New York Attorney General Eric T. Schneiderman announced a settlement with True Entertainment, which produces reality television shows such as “The Real Housewives of Atlanta.” The settlement will result in over $410,000 in restitution for production assistants and associate producers. The settlement represents the resolution of a dispute over whether some of True Entertainment’s creative employees were eligible for overtime pay.
Creative professionals are exempt from the overtime requirements of the Fair Labor Standards Act (FLSA). The Act states that an exempt employee in this category must earn above a particular salary threshold and “the employee’s primary duty must be the performance of work requiring invention, imagination, originality or talent in a recognized field of artistic or creative endeavor.”
Whether an employee who earns the minimum salary qualifies for this exemption depends on the extent of the talent originality and imagination involved in the work. Each situation must, therefore, be examined on a case by case basis before making a determination. Employers, investigators and sometimes judges, must look at the actual job duties of each employee.
There are some fields of employment that tend to qualify for this exemption, including:
As reported by Variety, the Attorney General’s Office conducted an investigation that revealed production assistants and associate producers routinely put in well over 40 hours per week. They often worked well over 50 hours and as many as 72 per week. These workers received weekly salaries and no premium pay for their extra time and effort.
The investigation also examined the job duties of the workers to determine whether their primary duties did, in fact, exempt them from overtime pay as True Entertainment believed. The office reported that the employees in question had a very wide range of job duties including crowd control, making travel arrangements, obtaining signed releases and logging filmed footage.
True Entertainment agreed to compensate the workers for their unpaid overtime. Under the terms of the settlement, True must also analyze the job duties of its producers to determine whether they fall into the creative professional exemption.

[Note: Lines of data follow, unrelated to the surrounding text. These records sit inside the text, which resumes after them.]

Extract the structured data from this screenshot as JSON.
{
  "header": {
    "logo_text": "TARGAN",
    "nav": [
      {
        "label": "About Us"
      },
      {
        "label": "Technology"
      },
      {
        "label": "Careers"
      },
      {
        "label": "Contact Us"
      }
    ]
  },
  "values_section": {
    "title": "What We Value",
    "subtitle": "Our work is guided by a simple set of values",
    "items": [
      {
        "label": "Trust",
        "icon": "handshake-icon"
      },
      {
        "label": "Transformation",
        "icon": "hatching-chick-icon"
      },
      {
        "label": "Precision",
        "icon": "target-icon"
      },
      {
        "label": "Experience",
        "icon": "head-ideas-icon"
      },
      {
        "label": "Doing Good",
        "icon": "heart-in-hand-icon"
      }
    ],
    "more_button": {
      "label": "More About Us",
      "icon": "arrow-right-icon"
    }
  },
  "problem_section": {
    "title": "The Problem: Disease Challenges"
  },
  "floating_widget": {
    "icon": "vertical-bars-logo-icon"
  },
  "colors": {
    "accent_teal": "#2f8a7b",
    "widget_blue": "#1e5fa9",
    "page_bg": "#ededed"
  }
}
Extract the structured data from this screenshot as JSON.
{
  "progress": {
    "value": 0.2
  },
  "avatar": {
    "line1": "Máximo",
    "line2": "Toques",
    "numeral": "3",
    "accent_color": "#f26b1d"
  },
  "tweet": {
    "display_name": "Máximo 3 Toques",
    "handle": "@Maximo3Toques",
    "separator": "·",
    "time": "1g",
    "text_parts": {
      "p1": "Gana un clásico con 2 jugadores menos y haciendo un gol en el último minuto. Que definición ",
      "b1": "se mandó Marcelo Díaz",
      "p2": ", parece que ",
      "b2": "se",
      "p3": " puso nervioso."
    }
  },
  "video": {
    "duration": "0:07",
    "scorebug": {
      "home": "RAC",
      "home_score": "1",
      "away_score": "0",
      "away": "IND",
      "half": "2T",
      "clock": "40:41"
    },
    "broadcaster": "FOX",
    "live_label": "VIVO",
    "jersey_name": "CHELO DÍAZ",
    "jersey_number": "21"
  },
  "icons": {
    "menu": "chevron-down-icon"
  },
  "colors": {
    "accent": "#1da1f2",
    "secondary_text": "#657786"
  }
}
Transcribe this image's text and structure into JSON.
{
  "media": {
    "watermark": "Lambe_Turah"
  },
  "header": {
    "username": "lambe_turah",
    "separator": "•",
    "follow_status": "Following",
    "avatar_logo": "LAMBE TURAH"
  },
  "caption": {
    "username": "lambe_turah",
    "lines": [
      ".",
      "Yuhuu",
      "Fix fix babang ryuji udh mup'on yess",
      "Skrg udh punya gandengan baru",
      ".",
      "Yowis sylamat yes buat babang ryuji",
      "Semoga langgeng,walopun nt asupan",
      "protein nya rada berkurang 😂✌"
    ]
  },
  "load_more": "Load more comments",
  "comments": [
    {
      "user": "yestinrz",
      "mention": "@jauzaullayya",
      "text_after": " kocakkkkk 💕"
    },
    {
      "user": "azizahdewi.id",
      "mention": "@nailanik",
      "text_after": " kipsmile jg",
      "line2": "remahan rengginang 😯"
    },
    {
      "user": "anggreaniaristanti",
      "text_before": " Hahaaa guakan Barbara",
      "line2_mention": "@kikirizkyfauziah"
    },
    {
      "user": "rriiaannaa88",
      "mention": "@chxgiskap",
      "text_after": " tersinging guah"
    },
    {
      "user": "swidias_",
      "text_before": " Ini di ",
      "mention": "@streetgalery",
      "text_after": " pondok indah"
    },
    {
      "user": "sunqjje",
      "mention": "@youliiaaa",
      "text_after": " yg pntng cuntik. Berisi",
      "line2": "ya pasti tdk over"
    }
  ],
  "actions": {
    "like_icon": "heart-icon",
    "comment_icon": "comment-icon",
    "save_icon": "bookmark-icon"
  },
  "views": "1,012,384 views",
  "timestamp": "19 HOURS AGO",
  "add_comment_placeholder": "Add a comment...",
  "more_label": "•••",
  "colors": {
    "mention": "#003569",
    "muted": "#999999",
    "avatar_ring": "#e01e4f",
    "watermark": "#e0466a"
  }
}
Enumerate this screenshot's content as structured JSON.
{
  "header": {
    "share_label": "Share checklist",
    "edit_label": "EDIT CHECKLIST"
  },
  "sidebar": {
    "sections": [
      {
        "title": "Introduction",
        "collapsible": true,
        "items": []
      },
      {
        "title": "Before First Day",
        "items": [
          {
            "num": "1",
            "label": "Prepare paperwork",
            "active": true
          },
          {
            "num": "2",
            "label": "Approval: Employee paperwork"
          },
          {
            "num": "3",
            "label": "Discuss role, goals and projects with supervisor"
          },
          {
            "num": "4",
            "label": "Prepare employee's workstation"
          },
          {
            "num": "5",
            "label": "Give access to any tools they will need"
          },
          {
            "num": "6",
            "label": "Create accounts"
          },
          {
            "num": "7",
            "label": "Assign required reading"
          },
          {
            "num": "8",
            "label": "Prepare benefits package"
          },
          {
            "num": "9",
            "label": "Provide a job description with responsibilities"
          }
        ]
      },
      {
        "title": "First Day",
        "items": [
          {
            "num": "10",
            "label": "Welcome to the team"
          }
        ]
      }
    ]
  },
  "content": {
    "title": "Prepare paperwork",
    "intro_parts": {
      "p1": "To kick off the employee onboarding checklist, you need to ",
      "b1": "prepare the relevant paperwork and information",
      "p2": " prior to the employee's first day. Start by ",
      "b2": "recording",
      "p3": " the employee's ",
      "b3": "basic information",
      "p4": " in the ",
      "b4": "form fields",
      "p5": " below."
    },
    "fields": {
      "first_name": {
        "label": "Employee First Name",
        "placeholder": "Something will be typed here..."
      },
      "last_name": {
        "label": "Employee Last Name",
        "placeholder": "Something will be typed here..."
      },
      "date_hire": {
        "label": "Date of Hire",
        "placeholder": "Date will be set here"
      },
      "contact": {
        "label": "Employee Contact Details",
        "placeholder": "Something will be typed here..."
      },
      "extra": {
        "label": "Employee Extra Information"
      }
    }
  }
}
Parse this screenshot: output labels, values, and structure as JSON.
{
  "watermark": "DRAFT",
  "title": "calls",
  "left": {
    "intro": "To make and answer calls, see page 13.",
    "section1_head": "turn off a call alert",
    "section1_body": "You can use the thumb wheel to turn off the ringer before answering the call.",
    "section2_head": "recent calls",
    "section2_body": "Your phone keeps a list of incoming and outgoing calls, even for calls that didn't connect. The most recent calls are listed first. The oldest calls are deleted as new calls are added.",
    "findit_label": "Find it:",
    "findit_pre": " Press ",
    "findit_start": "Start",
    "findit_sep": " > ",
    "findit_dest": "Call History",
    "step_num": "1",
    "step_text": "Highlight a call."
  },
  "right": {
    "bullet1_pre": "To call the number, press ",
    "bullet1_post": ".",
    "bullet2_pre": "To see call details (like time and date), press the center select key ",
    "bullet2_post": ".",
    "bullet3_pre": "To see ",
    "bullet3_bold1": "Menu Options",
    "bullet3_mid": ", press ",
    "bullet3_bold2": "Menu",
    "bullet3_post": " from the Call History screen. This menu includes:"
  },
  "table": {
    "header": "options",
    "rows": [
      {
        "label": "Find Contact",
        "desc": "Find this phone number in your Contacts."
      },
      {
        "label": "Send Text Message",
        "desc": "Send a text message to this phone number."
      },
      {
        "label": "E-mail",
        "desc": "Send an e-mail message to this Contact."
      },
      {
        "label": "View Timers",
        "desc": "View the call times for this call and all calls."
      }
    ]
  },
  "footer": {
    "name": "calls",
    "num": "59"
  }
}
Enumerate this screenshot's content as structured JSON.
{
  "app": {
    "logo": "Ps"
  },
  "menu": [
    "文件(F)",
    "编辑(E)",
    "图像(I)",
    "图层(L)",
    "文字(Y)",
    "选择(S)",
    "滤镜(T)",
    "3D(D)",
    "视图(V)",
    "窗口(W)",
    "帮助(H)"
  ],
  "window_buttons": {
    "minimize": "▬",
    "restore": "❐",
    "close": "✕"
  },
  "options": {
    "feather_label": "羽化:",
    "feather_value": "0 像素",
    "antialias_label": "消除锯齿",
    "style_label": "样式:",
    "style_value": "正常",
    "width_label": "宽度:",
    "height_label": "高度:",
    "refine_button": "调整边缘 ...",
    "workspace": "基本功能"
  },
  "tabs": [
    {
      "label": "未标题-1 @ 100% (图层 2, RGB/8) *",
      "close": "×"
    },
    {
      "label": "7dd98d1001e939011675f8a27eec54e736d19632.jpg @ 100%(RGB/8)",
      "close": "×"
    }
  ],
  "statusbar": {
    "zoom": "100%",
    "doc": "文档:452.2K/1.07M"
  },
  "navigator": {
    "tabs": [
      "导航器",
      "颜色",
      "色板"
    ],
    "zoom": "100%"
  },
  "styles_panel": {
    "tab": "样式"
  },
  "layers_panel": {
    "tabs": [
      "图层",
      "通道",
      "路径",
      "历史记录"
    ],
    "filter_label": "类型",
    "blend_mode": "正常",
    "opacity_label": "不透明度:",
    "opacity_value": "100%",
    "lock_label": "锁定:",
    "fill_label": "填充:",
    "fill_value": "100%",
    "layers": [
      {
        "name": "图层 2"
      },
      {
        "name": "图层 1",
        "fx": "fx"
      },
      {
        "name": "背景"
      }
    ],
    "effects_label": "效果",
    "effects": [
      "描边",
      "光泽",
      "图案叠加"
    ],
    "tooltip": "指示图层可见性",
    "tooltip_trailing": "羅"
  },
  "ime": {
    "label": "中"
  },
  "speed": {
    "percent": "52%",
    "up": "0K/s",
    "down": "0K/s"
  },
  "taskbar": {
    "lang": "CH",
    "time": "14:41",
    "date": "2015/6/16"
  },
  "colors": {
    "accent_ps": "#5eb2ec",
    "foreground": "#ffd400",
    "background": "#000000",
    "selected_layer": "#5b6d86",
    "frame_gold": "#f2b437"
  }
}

In a statement to Variety, the production company said, “True Entertainment employees receive fair and competitive compensation, and benefits including, for example, health insurance and paid time off. In this case, the company classified a small number of people as creative employees, exempt from overtime compensation, under applicable federal and state laws. The New York State Attorney General did not agree; thus, we reached an amicable settlement of the issue with the Attorney General.”
Leeds Brown Law, P.C. represents employees in New York City, Long Island and the entire New York metropolitan area. Our experienced and dedicated attorneys have spent years helping workers recover wages, including unpaid overtime.
If you think you have been wrongfully classified under the creative professional, learned professional, executive, administrative or other overtime exemptions of the FLSA, contact our office. We are here to discuss your claim for unpaid overtime 24/7. Call 1-800-585-4658.